The lottery is an ancient form of gambling that is still popular today. They are a great way to raise money and they also give you the chance to win big prizes! However, there are a few things that you need to know about them.
The Lottery System is Random
There is no guarantee that you will win a prize when playing the lottery, but there are strategies that you can use to increase your chances of winning. For example, you can choose numbers that have personal significance to you such as birthdays or anniversaries. Alternatively, you can pick numbers that are considered “hot” or “cold,” which will mean they have been won more often by other players.
You can also choose to play a combination of hot and cold numbers, which increases your odds of winning. This strategy will take a little more time and effort, but it can be worth it in the long run.
Groups of people are frequently pooling their money to buy tickets for large jackpots, which helps drive up media coverage and makes it more likely that a jackpot winner will be shared by multiple people. This practice can cause problems if someone is not happy with the arrangement or if one person gets a higher amount than another.
Retailers are rewarded for selling more tickets through incentives and commissions, which can range from a small percentage of the ticket price to a larger share of the total sales. For example, in Wisconsin, retailers receive 2% of the value of a winning ticket, up to $100,000.
Merchandising Deals with Companies
Many lotteries have teamed up with sports franchises and other companies to provide popular products as prizes. These deals are beneficial to the brands because they generate more advertising and exposure, and also to the lottery because they help increase ticket sales.
State Government Profits

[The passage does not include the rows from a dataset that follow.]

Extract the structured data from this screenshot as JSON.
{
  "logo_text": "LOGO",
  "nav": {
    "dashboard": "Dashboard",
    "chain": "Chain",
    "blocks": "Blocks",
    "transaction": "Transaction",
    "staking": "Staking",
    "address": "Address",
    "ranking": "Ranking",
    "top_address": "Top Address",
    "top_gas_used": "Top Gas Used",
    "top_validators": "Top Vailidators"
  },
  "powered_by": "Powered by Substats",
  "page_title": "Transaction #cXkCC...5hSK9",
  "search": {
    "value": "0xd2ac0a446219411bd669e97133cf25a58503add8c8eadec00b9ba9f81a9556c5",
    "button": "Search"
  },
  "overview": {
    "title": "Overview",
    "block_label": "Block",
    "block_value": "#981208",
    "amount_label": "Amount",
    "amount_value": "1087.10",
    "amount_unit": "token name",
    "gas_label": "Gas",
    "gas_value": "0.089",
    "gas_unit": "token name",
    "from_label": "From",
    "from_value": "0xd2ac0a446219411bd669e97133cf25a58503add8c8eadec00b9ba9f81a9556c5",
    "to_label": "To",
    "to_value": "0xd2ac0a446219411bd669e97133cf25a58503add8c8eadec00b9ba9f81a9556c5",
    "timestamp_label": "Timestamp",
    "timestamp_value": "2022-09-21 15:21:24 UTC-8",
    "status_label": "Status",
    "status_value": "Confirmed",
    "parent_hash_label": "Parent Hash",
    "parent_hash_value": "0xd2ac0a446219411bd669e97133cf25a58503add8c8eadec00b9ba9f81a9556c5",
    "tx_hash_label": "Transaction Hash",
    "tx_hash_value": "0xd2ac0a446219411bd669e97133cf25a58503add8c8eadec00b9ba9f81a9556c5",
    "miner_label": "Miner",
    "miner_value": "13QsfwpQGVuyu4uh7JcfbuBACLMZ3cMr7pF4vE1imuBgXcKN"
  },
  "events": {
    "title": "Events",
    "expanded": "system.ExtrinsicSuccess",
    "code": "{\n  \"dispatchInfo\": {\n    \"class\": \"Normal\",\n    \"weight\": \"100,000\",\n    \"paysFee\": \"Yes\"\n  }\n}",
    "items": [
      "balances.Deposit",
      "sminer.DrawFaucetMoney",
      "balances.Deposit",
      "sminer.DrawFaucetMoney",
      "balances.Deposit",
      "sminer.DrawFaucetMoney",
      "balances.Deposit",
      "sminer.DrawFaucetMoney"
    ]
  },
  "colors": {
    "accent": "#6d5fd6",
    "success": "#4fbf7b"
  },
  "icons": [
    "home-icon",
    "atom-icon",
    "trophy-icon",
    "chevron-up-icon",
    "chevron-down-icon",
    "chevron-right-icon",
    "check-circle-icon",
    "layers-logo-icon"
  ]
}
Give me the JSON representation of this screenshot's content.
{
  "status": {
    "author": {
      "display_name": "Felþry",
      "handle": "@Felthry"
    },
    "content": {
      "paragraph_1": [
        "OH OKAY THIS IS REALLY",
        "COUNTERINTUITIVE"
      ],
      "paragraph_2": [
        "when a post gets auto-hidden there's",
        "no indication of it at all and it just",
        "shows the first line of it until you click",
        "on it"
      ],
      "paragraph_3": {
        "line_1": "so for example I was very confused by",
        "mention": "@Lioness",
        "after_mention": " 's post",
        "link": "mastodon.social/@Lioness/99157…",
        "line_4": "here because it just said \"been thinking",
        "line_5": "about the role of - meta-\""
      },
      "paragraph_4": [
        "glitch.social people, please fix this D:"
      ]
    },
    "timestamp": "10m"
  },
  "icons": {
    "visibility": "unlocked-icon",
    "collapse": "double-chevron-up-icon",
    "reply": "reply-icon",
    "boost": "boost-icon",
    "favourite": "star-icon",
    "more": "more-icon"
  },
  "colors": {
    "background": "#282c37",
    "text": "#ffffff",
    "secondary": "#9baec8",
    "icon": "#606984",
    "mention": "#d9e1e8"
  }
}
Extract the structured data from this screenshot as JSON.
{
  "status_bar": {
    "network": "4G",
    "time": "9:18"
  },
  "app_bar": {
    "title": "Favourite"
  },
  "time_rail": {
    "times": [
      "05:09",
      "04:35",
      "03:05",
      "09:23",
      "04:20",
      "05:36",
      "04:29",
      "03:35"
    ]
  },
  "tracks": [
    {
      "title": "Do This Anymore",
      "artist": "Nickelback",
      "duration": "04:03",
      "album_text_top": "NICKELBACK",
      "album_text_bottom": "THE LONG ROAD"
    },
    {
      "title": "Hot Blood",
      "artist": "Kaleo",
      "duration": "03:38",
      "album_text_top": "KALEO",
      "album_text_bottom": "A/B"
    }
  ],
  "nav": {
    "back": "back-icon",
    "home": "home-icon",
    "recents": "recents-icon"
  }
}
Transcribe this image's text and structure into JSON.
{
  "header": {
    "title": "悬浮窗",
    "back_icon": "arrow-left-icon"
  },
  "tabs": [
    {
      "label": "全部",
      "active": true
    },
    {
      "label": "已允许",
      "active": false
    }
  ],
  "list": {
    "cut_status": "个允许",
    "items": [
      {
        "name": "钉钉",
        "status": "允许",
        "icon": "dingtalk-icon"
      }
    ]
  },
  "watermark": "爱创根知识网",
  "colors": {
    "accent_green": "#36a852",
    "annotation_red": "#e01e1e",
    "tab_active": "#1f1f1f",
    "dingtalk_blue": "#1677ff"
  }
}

In the United States, all lotteries are operated by state governments, which grant themselves the sole right to operate them. The profits from the lotteries are then used to fund state programs.
Using Lottery Profits to Support Good Causes
In addition to using lottery proceeds to fund public services, some states donate a portion of their profits to charity. This allows them to increase their social services, and it also allows them to fund education and gambling addiction recovery efforts.
The United States is the largest lottery market in the world, with annual revenue exceeding $150 billion. In addition to the federal and state lotteries, there are private operators of lotteries in the US, but they are largely unregulated.
They are usually allowed to offer more generous payouts than state lotteries, but they do not have the same monopoly over sales and advertising as the state-operated lotteries.
While some people argue that lotteries are an unethical and immoral form of gambling, others believe that they are a legitimate source of revenue for the government. They argue that they are a cost-effective way to boost government revenues and stimulate the economy.